How Allergies Impact the Human Immune System: Unraveling the Complex Connection

by | Nov 6, 2023

Did You Know?
According to the World Allergy Organization (WAO), it is estimated that 10-30% of the global population has one or more allergic conditions.

Allergies are increasingly prevalent and affect millions of people worldwide. These hypersensitive reactions occur when the immune system overreacts to harmless substances, triggering uncomfortable symptoms.

Understanding how allergies impact the human immune system is essential for comprehending the mechanisms behind allergic responses and exploring potential strategies for effective management. This blog will explore the fascinating world of allergies and how they affect the human immune system.

The Role of the Immune System

Our body’s immune system is designed to protect us from harmful pathogens like bacteria, viruses, and fungi. It comprises a complex network of cells, tissues, and organs that recognise and eliminate these foreign invaders.

The immune response can be broadly divided into two categories:

– Innate immunity, which provides immediate, nonspecific defence.

– Adaptive immunity develops over time and is specific to each pathogen encountered.

How do Allergies Impact the Human Immune System?

Allergies are abnormal immune responses to substances that are typically harmless to most people. These substances, called allergens, can include pollen, pet dander, dust mites, certain foods, insect venom, and various medications. When an allergic individual comes into contact with an allergen, their immune system perceives it as a threat, leading to an exaggerated response. Here are a few ways in which the allergy responds:

Sensitization: The first exposure to an allergen typically results in sensitisation. During this process, the immune system recognises the allergen as foreign and produces specific immunoglobulin E (IgE) antibodies.

Activation of Mast Cells: Upon subsequent exposure to the same allergen, the IgE antibodies attached to mast cells in various tissues recognise and bind to the allergen.

Release of Mediators: This binding triggers the release of inflammatory mediators, such as histamine, leukotrienes, and cytokines, from the mast cells. These substances cause blood vessels to dilate, smooth muscles to contract, and other immune cells to be recruited to the site.

Inflammatory Response: The release of inflammatory mediators causes the symptoms of allergies, such as sneezing, runny nose, itchy eyes, skin rashes, and wheezing. In severe cases, allergic reactions can lead to anaphylaxis, a life-threatening condition that requires immediate medical attention.
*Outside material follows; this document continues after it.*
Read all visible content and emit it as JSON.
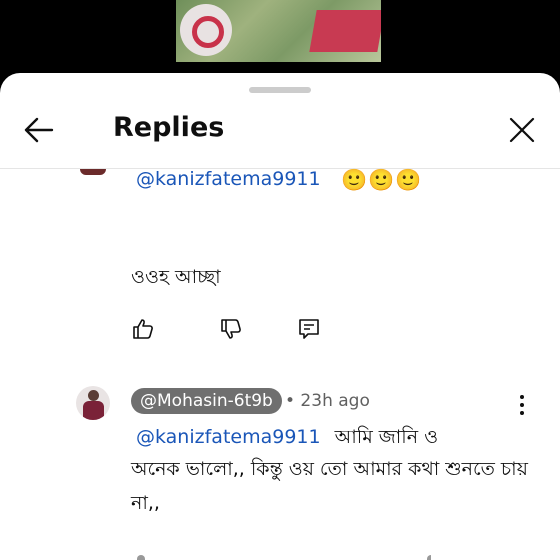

Immune Imbalance: Allergic responses represent an imbalance in the immune system’s normal functioning. The immune system tends to produce more IgE antibodies against harmless substances in individuals prone to allergies, while the regulatory mechanisms that suppress such responses may be less effective.

Overreaction to Harmless Substances: The primary challenge with allergies is that the immune system reacts to substances that are not inherently dangerous. This unnecessary immune activation can be distressing and significantly impact an individual’s quality of life.


How do Allergies Impact the Human Immune System?

he management of allergies focuses on minimizing exposure to allergens and alleviating symptoms when exposure is unavoidable. Common strategies include:

Avoidance: Identifying and avoiding allergens whenever possible is the first line of defence.

Medications: Antihistamines, decongestants, nasal corticosteroids, and leukotriene modifiers commonly relieve symptoms.

Immunotherapy: For severe allergies, allergen immunotherapy (allergy shots) can be considered. This treatment aims to gradually desensitise the immune system to the allergen, reducing the severity of allergic reactions.